Dataset rows describing interfaces
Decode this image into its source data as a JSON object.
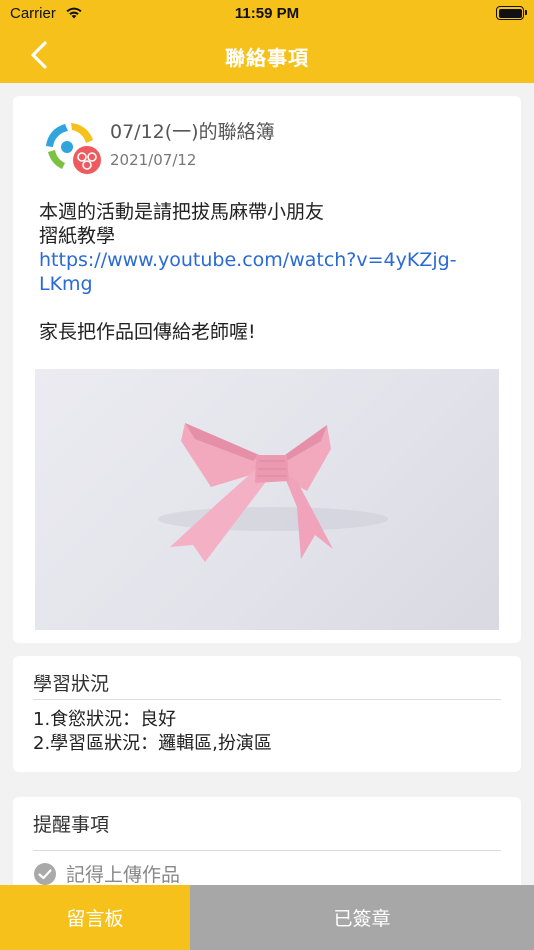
{
  "status_bar": {
    "carrier": "Carrier",
    "time": "11:59 PM"
  },
  "nav": {
    "title": "聯絡事項",
    "back_icon": "chevron-left-icon"
  },
  "post": {
    "title": "07/12(一)的聯絡簿",
    "date": "2021/07/12",
    "body_line1": "本週的活動是請把拔馬麻帶小朋友",
    "body_line2": "摺紙教學",
    "link_line1": "https://www.youtube.com/watch?v=4yKZjg-",
    "link_line2": "LKmg",
    "body_line3": "家長把作品回傳給老師喔!"
  },
  "learning": {
    "heading": "學習狀況",
    "line1": "1.食慾狀況：良好",
    "line2": "2.學習區狀況：邏輯區,扮演區"
  },
  "reminders": {
    "heading": "提醒事項",
    "items": [
      {
        "label": "記得上傳作品",
        "icon": "check-circle-icon"
      }
    ]
  },
  "bottom": {
    "board_label": "留言板",
    "signed_label": "已簽章"
  },
  "colors": {
    "accent": "#f7c11b",
    "link": "#2a6ad6",
    "signed_bg": "#a7a7a7",
    "ribbon": "#f2a9be"
  }
}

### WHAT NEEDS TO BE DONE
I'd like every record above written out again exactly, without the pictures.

### THE COMPLETED TASK
Decode this image into its source data as a JSON object.
{
  "status_bar": {
    "carrier": "Carrier",
    "time": "11:59 PM"
  },
  "nav": {
    "title": "聯絡事項",
    "back_icon": "chevron-left-icon"
  },
  "post": {
    "title": "07/12(一)的聯絡簿",
    "date": "2021/07/12",
    "body_line1": "本週的活動是請把拔馬麻帶小朋友",
    "body_line2": "摺紙教學",
    "link_line1": "https://www.youtube.com/watch?v=4yKZjg-",
    "link_line2": "LKmg",
    "body_line3": "家長把作品回傳給老師喔!"
  },
  "learning": {
    "heading": "學習狀況",
    "line1": "1.食慾狀況：良好",
    "line2": "2.學習區狀況：邏輯區,扮演區"
  },
  "reminders": {
    "heading": "提醒事項",
    "items": [
      {
        "label": "記得上傳作品",
        "icon": "check-circle-icon"
      }
    ]
  },
  "bottom": {
    "board_label": "留言板",
    "signed_label": "已簽章"
  },
  "colors": {
    "accent": "#f7c11b",
    "link": "#2a6ad6",
    "signed_bg": "#a7a7a7",
    "ribbon": "#f2a9be"
  }
}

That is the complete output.